═══ DATASET CONTENT

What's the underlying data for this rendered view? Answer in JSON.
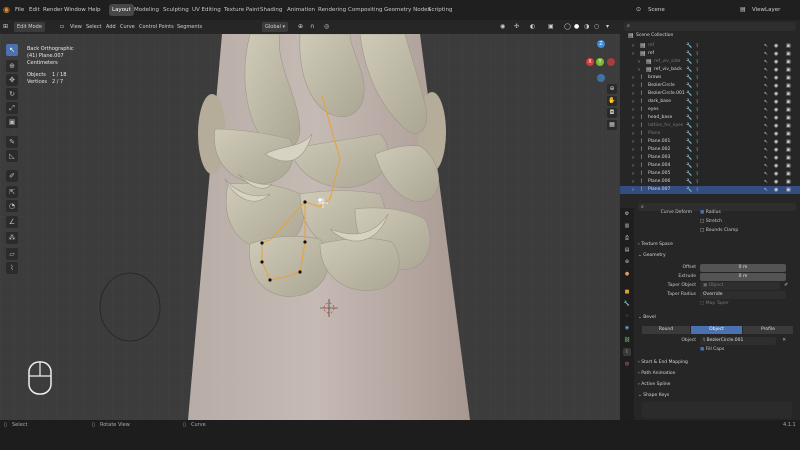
{
  "menu": {
    "items": [
      "File",
      "Edit",
      "Render",
      "Window",
      "Help"
    ]
  },
  "workspaces": [
    {
      "label": "Layout",
      "active": true
    },
    {
      "label": "Modeling",
      "active": false
    },
    {
      "label": "Sculpting",
      "active": false
    },
    {
      "label": "UV Editing",
      "active": false
    },
    {
      "label": "Texture Paint",
      "active": false
    },
    {
      "label": "Shading",
      "active": false
    },
    {
      "label": "Animation",
      "active": false
    },
    {
      "label": "Rendering",
      "active": false
    },
    {
      "label": "Compositing",
      "active": false
    },
    {
      "label": "Geometry Nodes",
      "active": false
    },
    {
      "label": "Scripting",
      "active": false
    }
  ],
  "scene": {
    "label": "Scene",
    "view_layer": "ViewLayer"
  },
  "header": {
    "mode": "Edit Mode",
    "menus": [
      "View",
      "Select",
      "Add",
      "Curve",
      "Control Points",
      "Segments"
    ],
    "orientation": "Global"
  },
  "viewport_info": {
    "view": "Back Orthographic",
    "object": "(41) Plane.007",
    "unit": "Centimeters",
    "objects_label": "Objects",
    "objects_value": "1 / 18",
    "vertices_label": "Vertices",
    "vertices_value": "2 / 7"
  },
  "gizmo": {
    "axes": [
      "X",
      "Y",
      "Z"
    ]
  },
  "outliner": {
    "search_placeholder": "",
    "title": "Scene Collection",
    "rows": [
      {
        "name": "ref",
        "indent": 1,
        "dim": true
      },
      {
        "name": "ref",
        "indent": 1,
        "dim": false
      },
      {
        "name": "ref_viv_side",
        "indent": 2,
        "dim": true
      },
      {
        "name": "ref_viv_back",
        "indent": 2,
        "dim": false
      },
      {
        "name": "brows",
        "indent": 1,
        "dim": false
      },
      {
        "name": "BezierCircle",
        "indent": 1,
        "dim": false
      },
      {
        "name": "BezierCircle.001",
        "indent": 1,
        "dim": false
      },
      {
        "name": "dark_base",
        "indent": 1,
        "dim": false
      },
      {
        "name": "eyes",
        "indent": 1,
        "dim": false
      },
      {
        "name": "head_base",
        "indent": 1,
        "dim": false
      },
      {
        "name": "lattice_for_eyes",
        "indent": 1,
        "dim": true
      },
      {
        "name": "Plane",
        "indent": 1,
        "dim": true
      },
      {
        "name": "Plane.001",
        "indent": 1,
        "dim": false
      },
      {
        "name": "Plane.002",
        "indent": 1,
        "dim": false
      },
      {
        "name": "Plane.003",
        "indent": 1,
        "dim": false
      },
      {
        "name": "Plane.004",
        "indent": 1,
        "dim": false
      },
      {
        "name": "Plane.005",
        "indent": 1,
        "dim": false
      },
      {
        "name": "Plane.006",
        "indent": 1,
        "dim": false
      },
      {
        "name": "Plane.007",
        "indent": 1,
        "dim": false,
        "selected": true
      }
    ]
  },
  "properties": {
    "curve_deform_label": "Curve Deform",
    "radius_label": "Radius",
    "stretch_label": "Stretch",
    "bounds_clamp_label": "Bounds Clamp",
    "texture_space": "Texture Space",
    "geometry": "Geometry",
    "offset_label": "Offset",
    "offset_value": "0 m",
    "extrude_label": "Extrude",
    "extrude_value": "0 m",
    "taper_object_label": "Taper Object",
    "taper_object_placeholder": "Object",
    "taper_radius_label": "Taper Radius",
    "taper_radius_value": "Override",
    "map_taper": "Map Taper",
    "bevel": "Bevel",
    "bevel_modes": [
      "Round",
      "Object",
      "Profile"
    ],
    "bevel_active": "Object",
    "object_label": "Object",
    "object_value": "BezierCircle.001",
    "fill_caps": "Fill Caps",
    "start_end": "Start & End Mapping",
    "path_animation": "Path Animation",
    "active_spline": "Active Spline",
    "shape_keys": "Shape Keys"
  },
  "status": {
    "select": "Select",
    "rotate": "Rotate View",
    "object": "Curve",
    "version": "4.1.1"
  },
  "colors": {
    "accent": "#4a72b0",
    "curve": "#e8a13a",
    "selected_row": "#334d80"
  }
}
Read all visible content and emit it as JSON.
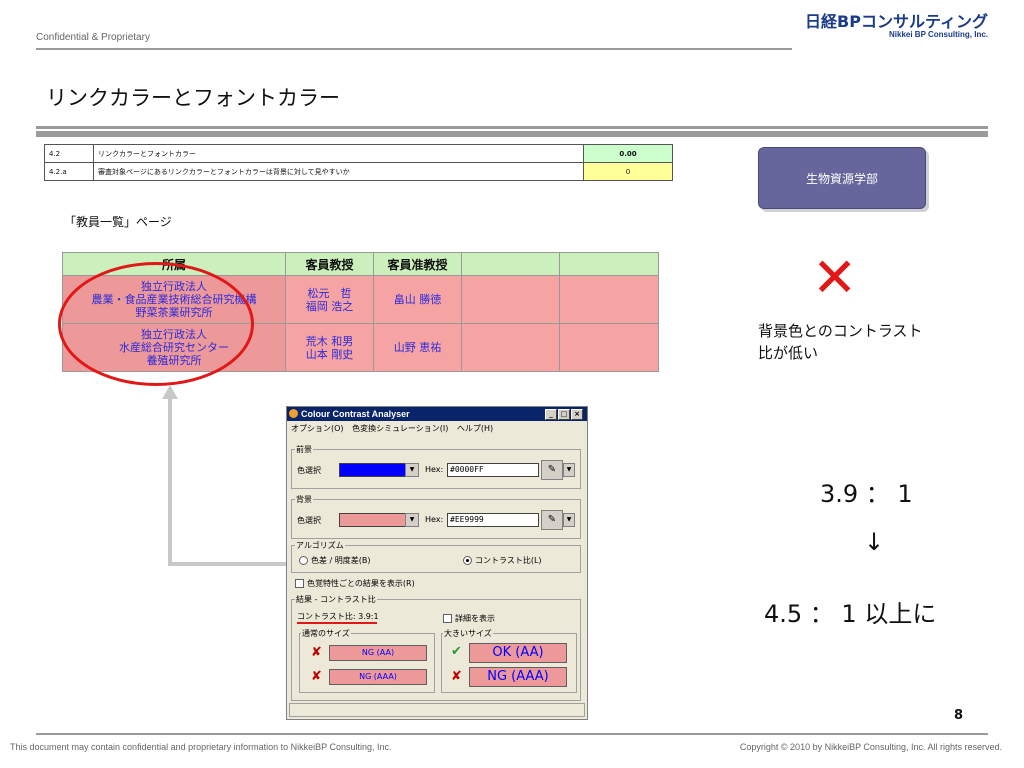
{
  "header": {
    "confidential": "Confidential & Proprietary",
    "logo_main": "日経BPコンサルティング",
    "logo_sub": "Nikkei BP Consulting, Inc."
  },
  "title": "リンクカラーとフォントカラー",
  "criteria": [
    {
      "num": "4.2",
      "desc": "リンクカラーとフォントカラー",
      "value": "0.00"
    },
    {
      "num": "4.2.a",
      "desc": "審査対象ページにあるリンクカラーとフォントカラーは背景に対して見やすいか",
      "value": "0"
    }
  ],
  "department_button": "生物資源学部",
  "page_label": "「教員一覧」ページ",
  "staff_table": {
    "headers": [
      "所属",
      "客員教授",
      "客員准教授",
      "",
      ""
    ],
    "rows": [
      {
        "aff": [
          "独立行政法人",
          "農業・食品産業技術総合研究機構",
          "野菜茶業研究所"
        ],
        "prof": [
          "松元　哲",
          "福岡 浩之"
        ],
        "assoc": "畠山 勝徳"
      },
      {
        "aff": [
          "独立行政法人",
          "水産総合研究センター",
          "養殖研究所"
        ],
        "prof": [
          "荒木 和男",
          "山本 剛史"
        ],
        "assoc": "山野 恵祐"
      }
    ]
  },
  "analysis": {
    "note_line1": "背景色とのコントラスト",
    "note_line2": "比が低い",
    "ratio_current": "3.9 ： 1",
    "arrow": "↓",
    "ratio_target": "4.5 ： 1 以上に"
  },
  "cca": {
    "title": "Colour Contrast Analyser",
    "menu": [
      "オプション(O)",
      "色変換シミュレーション(I)",
      "ヘルプ(H)"
    ],
    "fg_group": "前景",
    "bg_group": "背景",
    "color_select": "色選択",
    "hex_label": "Hex:",
    "fg_hex": "#0000FF",
    "bg_hex": "#EE9999",
    "fg_color": "#0000ff",
    "bg_color": "#ee9999",
    "algo_group": "アルゴリズム",
    "algo_opt1": "色差 / 明度差(B)",
    "algo_opt2": "コントラスト比(L)",
    "show_results": "色覚特性ごとの結果を表示(R)",
    "result_group": "結果 - コントラスト比",
    "contrast_ratio": "コントラスト比: 3.9:1",
    "show_detail": "詳細を表示",
    "normal_size": "通常のサイズ",
    "large_size": "大きいサイズ",
    "normal_aa": "NG (AA)",
    "normal_aaa": "NG (AAA)",
    "large_aa": "OK (AA)",
    "large_aaa": "NG (AAA)"
  },
  "page_number": "8",
  "footer": {
    "left": "This document may contain confidential and proprietary information to NikkeiBP Consulting, Inc.",
    "right": "Copyright © 2010 by NikkeiBP Consulting, Inc. All rights reserved."
  }
}
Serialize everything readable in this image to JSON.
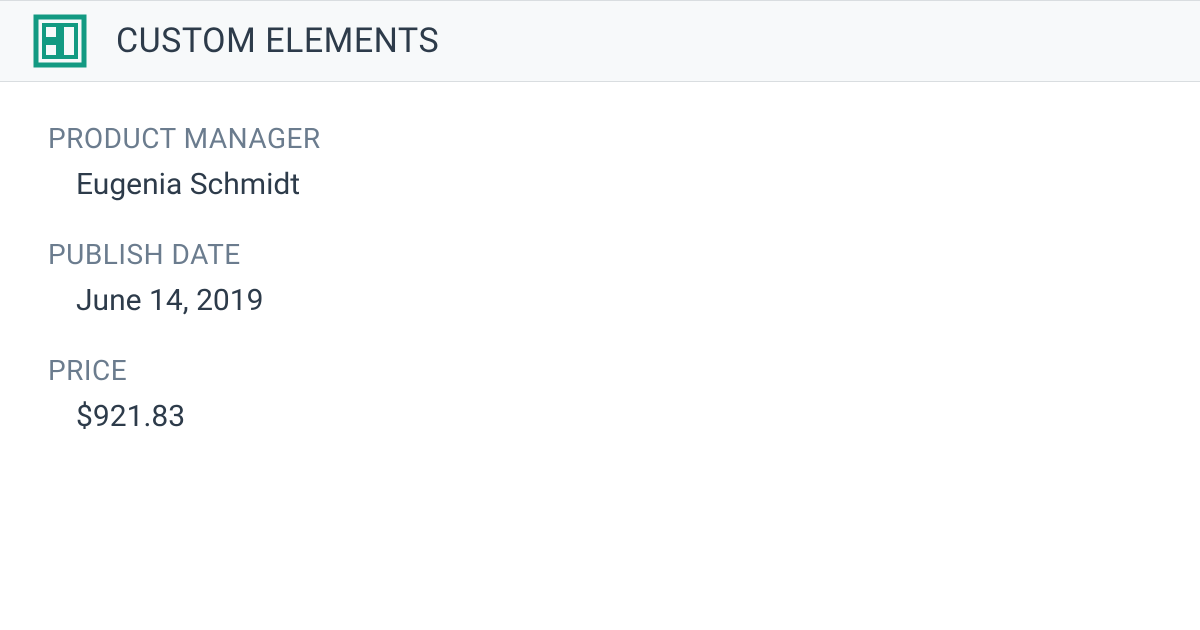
{
  "header": {
    "title": "CUSTOM ELEMENTS"
  },
  "fields": {
    "product_manager": {
      "label": "PRODUCT MANAGER",
      "value": "Eugenia Schmidt"
    },
    "publish_date": {
      "label": "PUBLISH DATE",
      "value": "June 14, 2019"
    },
    "price": {
      "label": "PRICE",
      "value": "$921.83"
    }
  }
}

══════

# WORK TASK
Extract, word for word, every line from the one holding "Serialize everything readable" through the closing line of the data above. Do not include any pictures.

# WRITTEN SOLUTION
Serialize everything readable in this image to JSON.
{
  "header": {
    "title": "CUSTOM ELEMENTS"
  },
  "fields": {
    "product_manager": {
      "label": "PRODUCT MANAGER",
      "value": "Eugenia Schmidt"
    },
    "publish_date": {
      "label": "PUBLISH DATE",
      "value": "June 14, 2019"
    },
    "price": {
      "label": "PRICE",
      "value": "$921.83"
    }
  }
}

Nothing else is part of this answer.